----- INFORMATION SHOWN
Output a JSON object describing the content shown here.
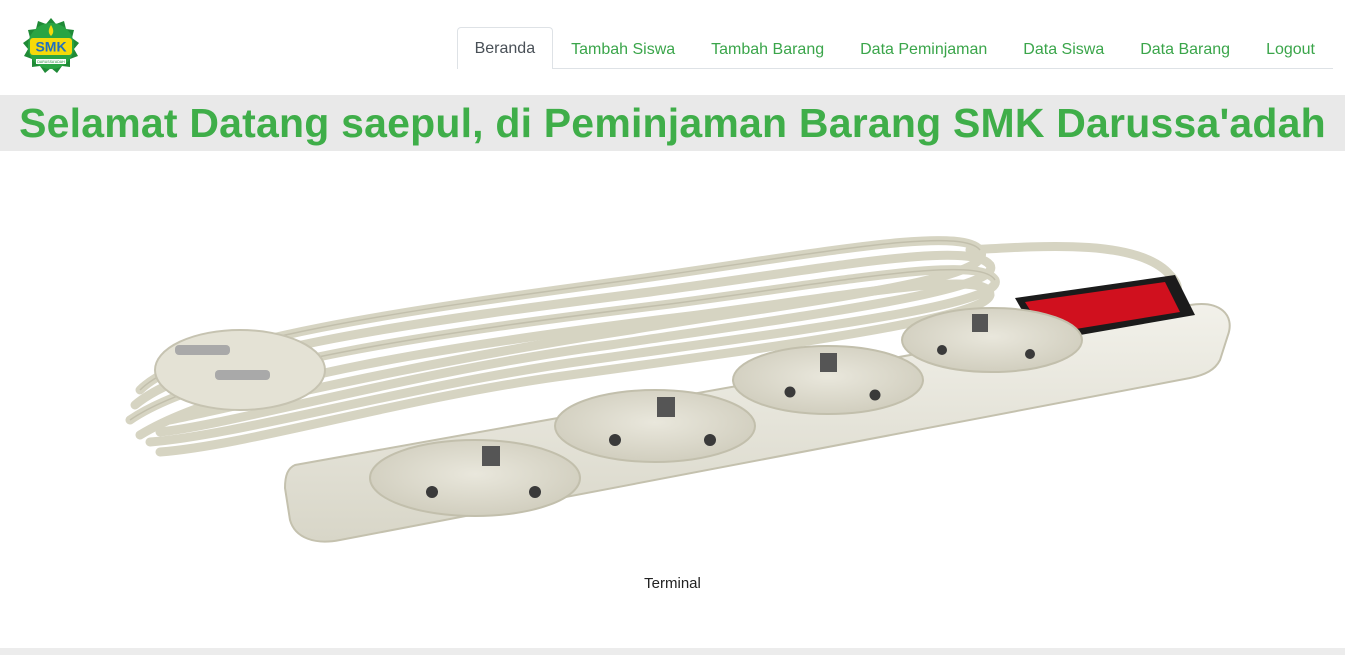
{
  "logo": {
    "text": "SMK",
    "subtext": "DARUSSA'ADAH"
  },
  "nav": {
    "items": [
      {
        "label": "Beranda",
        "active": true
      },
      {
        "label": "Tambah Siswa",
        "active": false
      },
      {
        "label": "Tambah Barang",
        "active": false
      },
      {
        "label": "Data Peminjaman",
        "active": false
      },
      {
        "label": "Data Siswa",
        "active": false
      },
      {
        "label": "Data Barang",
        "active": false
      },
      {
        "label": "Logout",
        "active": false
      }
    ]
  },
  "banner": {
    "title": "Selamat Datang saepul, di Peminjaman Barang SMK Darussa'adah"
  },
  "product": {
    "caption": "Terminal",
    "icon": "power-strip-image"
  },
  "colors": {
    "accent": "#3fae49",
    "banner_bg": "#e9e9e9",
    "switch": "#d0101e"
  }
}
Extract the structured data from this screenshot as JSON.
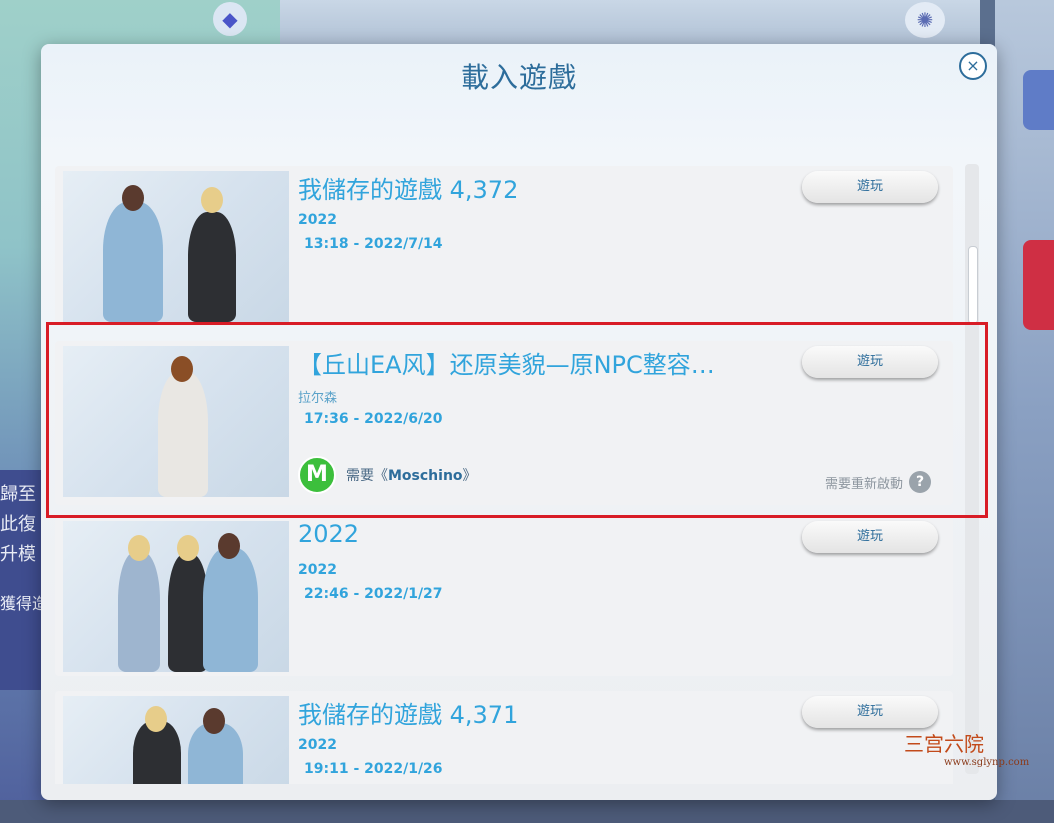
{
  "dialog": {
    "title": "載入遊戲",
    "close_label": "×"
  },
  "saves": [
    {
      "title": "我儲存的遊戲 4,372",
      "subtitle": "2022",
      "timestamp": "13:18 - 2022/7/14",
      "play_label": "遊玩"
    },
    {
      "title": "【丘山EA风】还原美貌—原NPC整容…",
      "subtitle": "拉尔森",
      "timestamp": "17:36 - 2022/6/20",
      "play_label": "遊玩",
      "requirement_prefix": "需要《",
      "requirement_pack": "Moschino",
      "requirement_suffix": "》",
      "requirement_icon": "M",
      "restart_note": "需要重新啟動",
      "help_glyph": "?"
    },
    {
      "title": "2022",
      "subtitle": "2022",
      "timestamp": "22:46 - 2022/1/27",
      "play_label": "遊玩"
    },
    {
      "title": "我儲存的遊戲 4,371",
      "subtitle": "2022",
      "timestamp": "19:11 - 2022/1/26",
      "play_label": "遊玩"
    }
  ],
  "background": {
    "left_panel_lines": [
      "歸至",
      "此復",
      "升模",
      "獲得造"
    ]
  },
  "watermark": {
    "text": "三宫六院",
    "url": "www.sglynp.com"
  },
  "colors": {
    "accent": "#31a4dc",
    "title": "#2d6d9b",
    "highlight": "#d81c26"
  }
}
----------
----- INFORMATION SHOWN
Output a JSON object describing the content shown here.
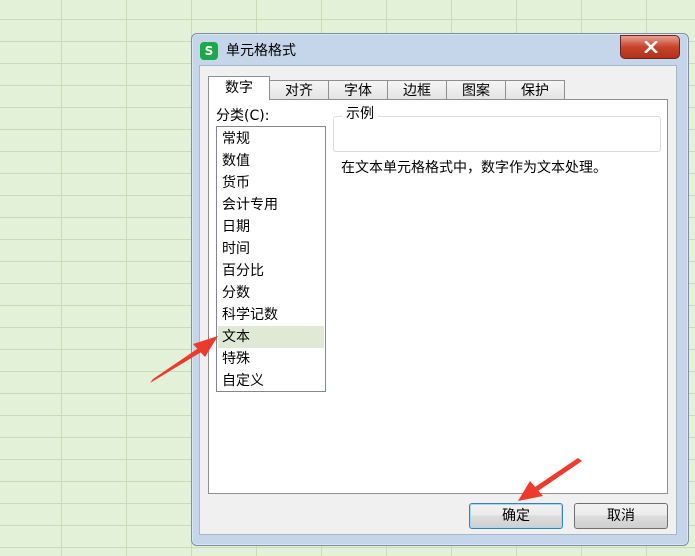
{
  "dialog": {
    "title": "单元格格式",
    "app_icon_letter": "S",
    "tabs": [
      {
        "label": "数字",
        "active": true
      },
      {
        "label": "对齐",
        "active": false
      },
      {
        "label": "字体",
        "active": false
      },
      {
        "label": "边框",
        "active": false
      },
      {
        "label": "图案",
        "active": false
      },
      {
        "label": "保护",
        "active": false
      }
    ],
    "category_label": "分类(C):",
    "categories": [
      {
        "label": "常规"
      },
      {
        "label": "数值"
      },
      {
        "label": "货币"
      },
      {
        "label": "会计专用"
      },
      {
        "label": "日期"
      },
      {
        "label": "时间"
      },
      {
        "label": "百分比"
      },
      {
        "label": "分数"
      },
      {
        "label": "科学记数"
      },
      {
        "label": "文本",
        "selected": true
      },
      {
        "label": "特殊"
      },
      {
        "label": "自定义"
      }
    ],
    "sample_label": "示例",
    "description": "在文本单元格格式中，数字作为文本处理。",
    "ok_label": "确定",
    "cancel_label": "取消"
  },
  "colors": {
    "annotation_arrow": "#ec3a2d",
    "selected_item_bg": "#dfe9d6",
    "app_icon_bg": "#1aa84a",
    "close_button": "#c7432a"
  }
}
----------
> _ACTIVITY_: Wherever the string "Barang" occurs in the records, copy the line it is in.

> _SOLUTION TO THIS PROBLEM_:
        "label": "Tambah Barang",
        "label": "Data Barang",
    "title": "Selamat Datang saepul, di Peminjaman Barang SMK Darussa'adah"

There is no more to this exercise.